If the annihilation model had been the basis for understanding the crisis, policies of a very different character would have been adopted. The dangers of escalation–of heightened fervor in the Islamic world, of tit-for-tat strikes between Islamic forces and American troops–would have been uppermost in official minds. Military restraint then would have been the order of the day from the very beginning of the effort rather than being introduced as an afterthought. War would have been seen as a sort of self-indulgence. Political considerations–the mood and response of the world's 1 billion Muslims, for instance–would now be dominating. The fight against terrorism would take the form of police action, conducted by the international coalition so painstakingly put together by Secretary of State Colin Powell. Military action would play a merely supporting role–in the form, perhaps, of the occasional commando raid to seize or destroy a terrorist cell when its location could be ascertained by intelligence. The model for military action, insofar as it occurred, would not be today's blitzkrieg but a siege.

The distinction between waging war and preventing annihilation is not a new one. The military policies of the entire cold war were based on it. Preventing annihilation was the foremost stated goal of the principal strategy of the age, the doctrine of nuclear deterrence. Policy-makers were keenly aware that actual fighting must be resisted because it could lead to oblivion for all concerned. Now the danger of annihilation has reared its head again, and once again the perils of escalation are before us. The restraint that was slowly learned in the cold war has to be relearned in this new context. This time, however, deterrence can hardly serve. Terrorists have no countries to hold hostage to retaliatory nuclear destruction. They possess only their lives, and these they throw away with their own hands.

New policies to address the new danger of annihilation are needed, and these originate far from the precincts of war. One is a comprehensive global effort to rid the world of weapons of mass destruction–a plan in which a readiness of the great powers to disarm would lay the foundation for unchallengeable policies of nonproliferation, which in turn would lay the basis for the tightest possible international control of these weapons' special materials and technologies. No plan can reduce the danger by 100 percent, but an 80 or 90 percent reduction of risk should be possible. Another, even vaster and more difficult undertaking is a systematic campaign to damp down and then politically resolve the world's festering local conflicts, starting with those in the Middle East. Such steps have always been desirable. Now they have become essential for survival.

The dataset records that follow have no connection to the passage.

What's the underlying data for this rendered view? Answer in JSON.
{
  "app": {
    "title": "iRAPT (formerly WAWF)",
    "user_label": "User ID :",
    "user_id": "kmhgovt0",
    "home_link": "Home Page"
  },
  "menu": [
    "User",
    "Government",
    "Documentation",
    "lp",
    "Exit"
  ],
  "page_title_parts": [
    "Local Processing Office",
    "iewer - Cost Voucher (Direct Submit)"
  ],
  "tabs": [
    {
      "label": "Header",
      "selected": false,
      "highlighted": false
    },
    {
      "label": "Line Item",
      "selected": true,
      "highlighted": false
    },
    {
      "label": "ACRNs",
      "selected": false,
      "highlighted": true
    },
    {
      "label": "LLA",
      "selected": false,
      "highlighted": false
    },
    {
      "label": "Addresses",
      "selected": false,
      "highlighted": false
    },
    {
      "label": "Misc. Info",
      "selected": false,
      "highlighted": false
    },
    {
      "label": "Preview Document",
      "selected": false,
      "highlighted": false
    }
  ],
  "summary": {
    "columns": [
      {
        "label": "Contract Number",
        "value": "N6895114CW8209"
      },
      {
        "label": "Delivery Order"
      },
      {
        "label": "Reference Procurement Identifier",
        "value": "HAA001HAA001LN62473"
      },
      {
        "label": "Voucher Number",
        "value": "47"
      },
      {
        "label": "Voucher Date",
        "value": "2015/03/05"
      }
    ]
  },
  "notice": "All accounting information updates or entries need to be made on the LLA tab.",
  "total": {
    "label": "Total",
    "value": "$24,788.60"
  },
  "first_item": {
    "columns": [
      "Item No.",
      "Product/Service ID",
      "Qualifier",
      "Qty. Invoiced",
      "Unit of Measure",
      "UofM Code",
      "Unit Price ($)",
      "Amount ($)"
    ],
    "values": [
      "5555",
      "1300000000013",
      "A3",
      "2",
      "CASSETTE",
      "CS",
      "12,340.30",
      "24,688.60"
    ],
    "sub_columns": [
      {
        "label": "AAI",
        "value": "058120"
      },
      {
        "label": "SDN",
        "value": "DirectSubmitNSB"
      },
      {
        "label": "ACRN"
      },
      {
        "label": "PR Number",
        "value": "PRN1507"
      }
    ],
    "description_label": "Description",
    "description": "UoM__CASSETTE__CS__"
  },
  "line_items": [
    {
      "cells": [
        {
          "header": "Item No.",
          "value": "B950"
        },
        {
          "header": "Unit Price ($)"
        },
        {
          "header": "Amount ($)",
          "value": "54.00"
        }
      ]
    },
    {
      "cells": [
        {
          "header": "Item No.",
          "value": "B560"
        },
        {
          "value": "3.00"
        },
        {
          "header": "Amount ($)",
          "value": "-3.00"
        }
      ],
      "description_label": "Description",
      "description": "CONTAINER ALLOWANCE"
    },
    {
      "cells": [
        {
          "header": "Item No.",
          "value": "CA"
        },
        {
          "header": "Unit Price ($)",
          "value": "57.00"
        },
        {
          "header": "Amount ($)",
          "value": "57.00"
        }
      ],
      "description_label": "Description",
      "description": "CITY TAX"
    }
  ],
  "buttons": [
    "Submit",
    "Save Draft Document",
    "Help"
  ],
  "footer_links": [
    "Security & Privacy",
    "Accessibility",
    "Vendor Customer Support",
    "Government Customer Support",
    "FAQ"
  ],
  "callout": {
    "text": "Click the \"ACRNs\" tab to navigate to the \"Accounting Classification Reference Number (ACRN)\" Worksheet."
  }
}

Can such sweeping, positive ambitions have any bearing at this hour, which has turned out, for the time being, to be one of war? British Prime Minister Tony Blair, for one, thinks they can. In his speech to the recent Labour Party conference, he proposed a "politics of globalization" to complement the economics of globalization. He called for the international community to address with new resolve the conflicts in Rwanda, in Israel and Palestine, and in Ireland, among others; for action to redress the growing global gap between rich and poor; for measures to remedy global warming and other environmental ills. These were not original ideas, but to set them forth at this moment was original. Blair deserves credit merely for striking this hopeful note at a time of such foreboding. However, Blair located his vision on the far shore of victory in the war on terrorism. The danger is that if the world's response to the growing new threat of annihilation is war, the result will be new acts of annihilation. Blair has won a seat in the war councils with his backing for the United States. Perhaps at some dire turning point in the future, he will use his influence to speak up for restraint. The world is sick. It cannot be cured with America's new war. The ways of peace–adopted not as a distant goal but as a practical necessity in the present–are the only cure.